■ TASK OBJECTIVE
Tally up the lines below containing the string "molto", then write the number alone.

■ SOURCE DATA

= = =

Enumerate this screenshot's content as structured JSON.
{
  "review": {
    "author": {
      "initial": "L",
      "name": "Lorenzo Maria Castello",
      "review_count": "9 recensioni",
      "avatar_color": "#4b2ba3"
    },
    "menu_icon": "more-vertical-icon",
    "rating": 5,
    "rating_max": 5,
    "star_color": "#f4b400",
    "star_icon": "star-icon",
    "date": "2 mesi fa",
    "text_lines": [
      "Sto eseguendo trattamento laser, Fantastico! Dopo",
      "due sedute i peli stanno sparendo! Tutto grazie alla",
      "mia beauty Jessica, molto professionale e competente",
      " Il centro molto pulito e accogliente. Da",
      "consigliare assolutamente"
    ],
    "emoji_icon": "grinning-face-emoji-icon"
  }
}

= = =

■ WRITTEN ANSWER
2